I would posit that this is the antithesis of a perfect society. Maybe instead of allowing symbols be the wedge that divides us we can use them as the bridge that binds us. If somebody perceives a symbol differently than you do, should we assume they are wrong? Or, should we assume we do not understand their perspective? Instead of casting judgment, is it not better to ask them why they see it differently and foster understanding in lieu of division — as opposed to assuming we are right and they are wrong. If we can move past the ambiguous meaning of symbols and realize that hiding behind the ideology I deem as perverse, is another human being. And this person is not different or better than me, nor am I better than them. Utopia is not a place where we hide away the things that offend and scare us, but rather it is a place where everything that is offensive and scary has lost all its power. Not because we forgot about its dark past, but because we have found a way to transcend our own symbols and not abstract and objectify demographic categories as being dictated by my own prejudices that we encapsulate into abstracted symbolism.
If we want to expel racism out of our culture, this cant be done by literally expelling symbols that we find to be racist. This is merely a smokescreen that gives the illusion that we are working towards the promotion of a racist free society. Does banishing symbols change the hearts and minds of people? Won’t a new symbol eventually replace the symbol you cast into the darkness for being racist? Opponents to my views would argue that allowing the free usage of symbols that have racist connotations is akin to sanctioning and implicitly promoting the hateful ideas themselves. However, I am not arguing that we allow the spreading or promoting of hateful ideology in the name of freedom of speech; rather I am saying we should use this moral indifference about these symbols as an opportunity to talk openly and empathically talk about our collective problems. We should not abstract our hatred and negation-of-hatred into symbols, but rather lay our cards on the table and openly and honestly discuss the open-wounds of our society. The solution to racism is to talk about it, not hide it. And, moreover, the act of hiding it diminishes our willingness to think critically and perceive the other empathically. If we want to transcend ourselves and transcend our society, we need to begin by owning up to our assumptions and all their ethical implications.

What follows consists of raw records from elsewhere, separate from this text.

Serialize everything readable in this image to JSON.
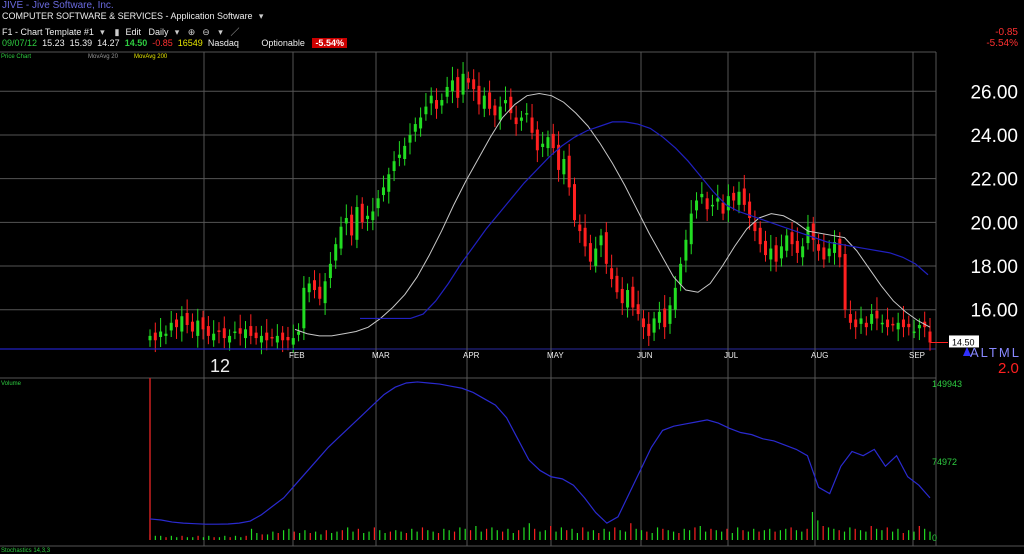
{
  "header": {
    "title": "JIVE - Jive Software, Inc.",
    "sector": "COMPUTER SOFTWARE & SERVICES - Application Software",
    "template": "F1 - Chart Template #1",
    "edit": "Edit",
    "period": "Daily",
    "date": "09/07/12",
    "open": "15.23",
    "high": "15.39",
    "low": "14.27",
    "close": "14.50",
    "change": "-0.85",
    "volume": "16549",
    "exchange": "Nasdaq",
    "optionable": "Optionable",
    "pct_change": "-5.54%"
  },
  "right_change": {
    "value": "-0.85",
    "pct": "-5.54%"
  },
  "legend": {
    "price": "Price Chart",
    "ma20": "MovAvg 20",
    "ma200": "MovAvg 200",
    "volume": "Volume",
    "bottom": "Stochastics 14,3,3"
  },
  "price_label": "14.50",
  "altml": "ALTML",
  "altml_val": "2.0",
  "colors": {
    "up": "#22dd22",
    "down": "#ff2020",
    "ma20": "#c8c8c8",
    "ma200": "#2020c0",
    "grid": "#555555"
  },
  "chart_data": [
    {
      "type": "candlestick",
      "title": "Price Chart",
      "yticks": [
        "26.00",
        "24.00",
        "22.00",
        "20.00",
        "18.00",
        "16.00"
      ],
      "ylim": [
        14.2,
        27.8
      ],
      "xticks": [
        "12",
        "FEB",
        "MAR",
        "APR",
        "MAY",
        "JUN",
        "JUL",
        "AUG",
        "SEP"
      ],
      "close_series": [
        14.8,
        14.6,
        15.0,
        14.9,
        15.4,
        15.2,
        15.7,
        15.3,
        15.0,
        15.5,
        15.1,
        14.8,
        14.9,
        15.0,
        14.7,
        14.8,
        15.0,
        14.9,
        15.1,
        14.8,
        14.7,
        14.8,
        14.6,
        14.7,
        14.8,
        14.6,
        14.6,
        14.7,
        15.0,
        17.0,
        17.2,
        16.9,
        16.5,
        17.3,
        18.1,
        19.0,
        19.8,
        20.2,
        19.4,
        20.7,
        20.0,
        20.3,
        20.5,
        21.1,
        21.6,
        22.2,
        22.8,
        23.1,
        23.5,
        24.0,
        24.5,
        24.8,
        25.3,
        25.8,
        25.2,
        25.6,
        26.2,
        26.5,
        25.7,
        26.8,
        26.4,
        26.1,
        25.4,
        25.8,
        25.2,
        24.9,
        25.3,
        25.6,
        25.0,
        24.5,
        24.8,
        25.0,
        24.1,
        23.3,
        23.6,
        23.9,
        23.4,
        22.4,
        22.9,
        21.6,
        20.1,
        19.6,
        18.9,
        18.2,
        18.8,
        19.4,
        18.1,
        17.4,
        16.8,
        16.3,
        16.9,
        16.1,
        15.8,
        15.2,
        14.8,
        15.6,
        15.9,
        15.2,
        16.2,
        17.0,
        18.1,
        19.2,
        20.4,
        21.0,
        21.3,
        20.6,
        20.8,
        21.1,
        20.4,
        21.2,
        21.0,
        21.4,
        20.8,
        20.2,
        19.6,
        19.0,
        18.5,
        18.8,
        18.2,
        18.9,
        19.4,
        19.0,
        18.6,
        18.9,
        19.8,
        19.2,
        18.7,
        18.3,
        18.8,
        19.1,
        18.4,
        16.0,
        15.4,
        15.2,
        15.6,
        15.2,
        15.8,
        15.6,
        15.4,
        15.2,
        15.3,
        15.4,
        15.2,
        15.2,
        15.0,
        15.3,
        15.2,
        14.5
      ],
      "ma20_start": [
        15.1,
        14.9,
        14.8,
        14.8,
        14.9,
        15.0,
        15.2,
        15.6,
        16.1,
        16.7,
        17.5,
        18.5,
        19.6,
        20.8,
        21.9,
        22.9,
        23.9,
        24.8,
        25.4,
        25.8,
        25.9,
        25.8,
        25.5,
        25.0,
        24.4,
        23.6,
        22.7,
        21.7,
        20.6,
        19.5,
        18.5,
        17.5,
        16.9,
        16.8,
        17.2,
        18.0,
        18.9,
        19.7,
        20.2,
        20.4,
        20.3,
        20.0,
        19.6,
        19.5,
        19.4,
        19.3,
        18.7,
        17.9,
        17.1,
        16.4,
        15.9,
        15.5,
        15.2
      ],
      "ma200": [
        15.6,
        15.6,
        15.6,
        15.6,
        15.6,
        15.8,
        16.4,
        17.2,
        18.1,
        18.9,
        19.7,
        20.4,
        21.1,
        21.8,
        22.4,
        23.0,
        23.5,
        23.9,
        24.2,
        24.4,
        24.6,
        24.6,
        24.5,
        24.3,
        23.9,
        23.4,
        22.8,
        22.1,
        21.4,
        20.8,
        20.5,
        20.3,
        20.1,
        19.9,
        19.7,
        19.5,
        19.3,
        19.1,
        19.0,
        18.9,
        18.8,
        18.7,
        18.6,
        18.4,
        18.1,
        17.6
      ],
      "last": 14.5
    },
    {
      "type": "bar+line",
      "title": "Volume",
      "yticks": [
        "149943",
        "74972",
        "0"
      ],
      "ylim": [
        0,
        149943
      ],
      "volume_avg_line": [
        20000,
        19000,
        17000,
        16000,
        15500,
        15000,
        15000,
        15200,
        16000,
        18000,
        24000,
        32000,
        40000,
        52000,
        64000,
        76000,
        88000,
        98000,
        108000,
        118000,
        128000,
        138000,
        145000,
        149000,
        150000,
        149000,
        148000,
        146000,
        144000,
        140000,
        134000,
        128000,
        116000,
        96000,
        76000,
        66000,
        60000,
        58000,
        52000,
        40000,
        26000,
        16000,
        22000,
        44000,
        66000,
        88000,
        104000,
        108000,
        110000,
        112000,
        114000,
        111000,
        106000,
        102000,
        100000,
        96000,
        94000,
        90000,
        86000,
        80000,
        50000,
        44000,
        70000,
        84000,
        80000,
        86000,
        70000,
        80000,
        60000,
        52000,
        40000
      ],
      "volume_bars": [
        4,
        3,
        3,
        2,
        3,
        2,
        3,
        2,
        2,
        3,
        2,
        3,
        2,
        2,
        3,
        2,
        3,
        2,
        3,
        8,
        5,
        4,
        4,
        6,
        5,
        7,
        8,
        6,
        5,
        7,
        5,
        6,
        4,
        7,
        5,
        6,
        7,
        9,
        6,
        8,
        5,
        6,
        9,
        7,
        5,
        6,
        7,
        6,
        5,
        8,
        6,
        9,
        7,
        6,
        5,
        8,
        7,
        6,
        9,
        8,
        7,
        10,
        6,
        8,
        9,
        7,
        6,
        8,
        5,
        7,
        9,
        12,
        8,
        6,
        7,
        10,
        6,
        9,
        7,
        8,
        5,
        9,
        6,
        7,
        5,
        8,
        6,
        9,
        7,
        6,
        12,
        8,
        7,
        6,
        5,
        9,
        8,
        7,
        6,
        5,
        8,
        7,
        9,
        10,
        6,
        8,
        7,
        6,
        8,
        5,
        9,
        7,
        6,
        8,
        6,
        7,
        8,
        6,
        7,
        8,
        9,
        7,
        6,
        8,
        20,
        14,
        10,
        9,
        8,
        7,
        6,
        9,
        8,
        7,
        6,
        10,
        8,
        7,
        9,
        6,
        8,
        5,
        7,
        6,
        10,
        8,
        6
      ]
    }
  ]
}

And regarding our question:
The confederate flag does wave in Utopia— but this fact has no meaning.
[i] Searle, John R. Mind, Language, and Society: Philosophy in the Real World. New York, NY: Basic, 1998. Print.